Video settings

Please Log in to update your video settings

Video will begin in 5 seconds.

Video settings

Please Log in to update your video settings

Packer secures 18 per cent of Ten

James Packer increases his stake in Network Ten to nearly 18 per cent.

PT0M0S http://www.canberratimes.com.au/action/externalEmbeddedPlayer?id=d-16ul0 620 349

Possibly James Packer's raid on the Ten Network has nothing to do with controlling lucrative sports broadcasting rights - possibly he is just a fan of The Simpsons.

Whatever the motivation of the media mogul who renounced mogul-hood only to assume it again in the past couple of days, the body language in Canberra yesterday was fascinating.

Sure-sign No. 1 of inter-planetary Packer activity: Malcolm Turnbull looking nostalgic, almost like he could launch into risque anecdotes at a family wedding.

Sure-sign No. 2: Julia Gillard and Stephen Conroy (the Communications Minister who has been known to play a convivial round of golf with Kerry's son at that swank Crown course in Melbourne) knowing nothing and playing their bats straight.

Sages of the financial markets speculate that James Packer is hedging his bets before a policy decision about the rules that reserve premium sport for free-to-air television.

Before his little grab on the Ten Network, Packer possessed only pay-TV interests - should they fail to be enhanced by enlightened policy decision-making out of Canberra in the next month or so, then it makes sense to have a foot in the free-to-air TV camp as well.

Malcolm, as discussed, was misty eyed about James's unexpected comeback. Given his long history with the Packers, Turnbull owned up to a ''slight sense of nostalgia'' - he'd ''seen [this] film before'' apparently.

As to what he'd do if the anti-siphoning decision were his - Turnbull, shadow communications spokesman, wasn't impolite enough to say. It's good that sport is mainly on free TV, he opined, but on the other hand, there are arguments about hoarding and so on.

Conroy, who must make the decision, looked less amused. He said he knew nothing before Packer's move on Ten went public.
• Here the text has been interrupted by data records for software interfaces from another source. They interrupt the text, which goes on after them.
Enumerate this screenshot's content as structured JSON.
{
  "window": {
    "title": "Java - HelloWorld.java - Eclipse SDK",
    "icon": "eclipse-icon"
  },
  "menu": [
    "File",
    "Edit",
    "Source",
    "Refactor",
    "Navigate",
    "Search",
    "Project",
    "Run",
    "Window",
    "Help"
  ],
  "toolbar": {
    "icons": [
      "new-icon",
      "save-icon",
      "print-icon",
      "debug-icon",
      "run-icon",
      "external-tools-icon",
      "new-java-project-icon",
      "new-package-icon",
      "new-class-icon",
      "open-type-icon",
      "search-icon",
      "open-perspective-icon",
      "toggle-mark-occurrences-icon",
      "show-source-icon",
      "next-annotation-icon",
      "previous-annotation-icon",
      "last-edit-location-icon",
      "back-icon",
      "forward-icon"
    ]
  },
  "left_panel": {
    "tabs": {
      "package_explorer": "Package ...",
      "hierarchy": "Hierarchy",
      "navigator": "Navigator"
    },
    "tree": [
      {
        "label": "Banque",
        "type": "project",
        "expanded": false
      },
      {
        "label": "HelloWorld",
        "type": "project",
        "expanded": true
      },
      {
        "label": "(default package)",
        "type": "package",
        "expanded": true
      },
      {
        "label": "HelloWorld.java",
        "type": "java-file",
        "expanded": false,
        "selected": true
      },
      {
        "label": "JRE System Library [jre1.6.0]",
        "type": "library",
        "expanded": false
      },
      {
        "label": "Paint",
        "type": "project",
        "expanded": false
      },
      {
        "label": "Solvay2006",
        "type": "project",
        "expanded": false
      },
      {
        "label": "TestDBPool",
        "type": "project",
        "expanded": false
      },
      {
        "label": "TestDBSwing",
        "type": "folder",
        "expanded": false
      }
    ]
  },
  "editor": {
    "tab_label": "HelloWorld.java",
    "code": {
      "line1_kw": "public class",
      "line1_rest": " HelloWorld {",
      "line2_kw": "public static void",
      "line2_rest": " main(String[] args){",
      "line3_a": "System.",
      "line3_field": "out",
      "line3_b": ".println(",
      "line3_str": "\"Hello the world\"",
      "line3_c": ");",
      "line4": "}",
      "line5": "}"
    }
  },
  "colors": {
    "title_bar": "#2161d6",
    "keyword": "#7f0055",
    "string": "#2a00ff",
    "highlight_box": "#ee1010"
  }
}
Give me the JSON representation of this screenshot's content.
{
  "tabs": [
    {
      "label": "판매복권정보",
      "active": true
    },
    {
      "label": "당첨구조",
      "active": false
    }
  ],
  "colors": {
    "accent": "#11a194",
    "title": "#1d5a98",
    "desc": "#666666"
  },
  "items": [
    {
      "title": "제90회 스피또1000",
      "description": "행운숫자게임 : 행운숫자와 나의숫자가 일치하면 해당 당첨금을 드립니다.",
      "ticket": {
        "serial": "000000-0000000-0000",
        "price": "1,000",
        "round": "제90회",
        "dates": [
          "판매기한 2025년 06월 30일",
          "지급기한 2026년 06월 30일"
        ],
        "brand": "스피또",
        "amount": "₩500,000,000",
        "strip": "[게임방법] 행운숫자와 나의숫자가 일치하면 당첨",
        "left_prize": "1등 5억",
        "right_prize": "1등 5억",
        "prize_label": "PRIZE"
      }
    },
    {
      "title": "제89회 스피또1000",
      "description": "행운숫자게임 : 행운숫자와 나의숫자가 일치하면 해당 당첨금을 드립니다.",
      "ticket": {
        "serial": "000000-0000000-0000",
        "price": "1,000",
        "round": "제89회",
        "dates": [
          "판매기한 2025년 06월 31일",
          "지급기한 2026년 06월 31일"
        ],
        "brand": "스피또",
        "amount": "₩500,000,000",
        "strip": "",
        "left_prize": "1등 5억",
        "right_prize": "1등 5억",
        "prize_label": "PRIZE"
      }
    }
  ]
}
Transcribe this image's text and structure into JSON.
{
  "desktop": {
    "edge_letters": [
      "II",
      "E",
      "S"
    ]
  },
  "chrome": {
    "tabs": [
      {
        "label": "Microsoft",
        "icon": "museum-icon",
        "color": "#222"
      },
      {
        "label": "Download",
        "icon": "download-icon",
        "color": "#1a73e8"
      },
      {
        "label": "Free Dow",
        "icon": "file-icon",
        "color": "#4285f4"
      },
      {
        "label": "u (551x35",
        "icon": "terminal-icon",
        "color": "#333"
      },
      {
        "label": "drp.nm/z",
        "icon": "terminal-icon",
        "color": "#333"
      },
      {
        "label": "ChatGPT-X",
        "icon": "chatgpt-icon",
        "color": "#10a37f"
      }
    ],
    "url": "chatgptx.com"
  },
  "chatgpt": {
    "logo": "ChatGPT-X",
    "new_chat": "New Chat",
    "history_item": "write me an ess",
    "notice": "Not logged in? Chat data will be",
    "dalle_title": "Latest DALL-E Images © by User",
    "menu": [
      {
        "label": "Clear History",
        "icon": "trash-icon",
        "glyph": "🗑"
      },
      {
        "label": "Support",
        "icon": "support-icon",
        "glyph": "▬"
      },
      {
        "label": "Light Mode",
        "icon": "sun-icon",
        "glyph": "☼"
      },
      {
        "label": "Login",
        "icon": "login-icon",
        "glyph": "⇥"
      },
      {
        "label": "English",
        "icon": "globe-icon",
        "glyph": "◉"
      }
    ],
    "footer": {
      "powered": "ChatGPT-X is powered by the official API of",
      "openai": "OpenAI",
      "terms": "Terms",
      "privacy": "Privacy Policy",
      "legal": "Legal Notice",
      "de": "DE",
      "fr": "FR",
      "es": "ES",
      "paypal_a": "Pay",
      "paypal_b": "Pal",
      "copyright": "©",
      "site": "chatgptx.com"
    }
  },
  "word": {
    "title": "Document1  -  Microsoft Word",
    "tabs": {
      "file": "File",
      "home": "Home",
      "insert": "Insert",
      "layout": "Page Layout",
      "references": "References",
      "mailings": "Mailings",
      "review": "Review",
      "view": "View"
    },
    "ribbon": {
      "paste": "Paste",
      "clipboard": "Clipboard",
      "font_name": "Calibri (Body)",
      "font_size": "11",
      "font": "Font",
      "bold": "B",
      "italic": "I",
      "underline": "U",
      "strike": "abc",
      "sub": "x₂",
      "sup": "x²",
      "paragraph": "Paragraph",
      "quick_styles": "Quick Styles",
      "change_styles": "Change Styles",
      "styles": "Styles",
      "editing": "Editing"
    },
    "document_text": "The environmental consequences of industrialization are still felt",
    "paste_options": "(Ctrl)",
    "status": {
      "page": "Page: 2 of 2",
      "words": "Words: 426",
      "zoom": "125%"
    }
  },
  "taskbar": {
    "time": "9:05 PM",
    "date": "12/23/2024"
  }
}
Neither did the PM. Sure they had been talking to Packer about the sports rules, but there could be no informed pre-emptive strike - there had been no ''final'' decision.

Probably just a Simpsons fan.

Katharine Murphy is Age national affairs correspondent.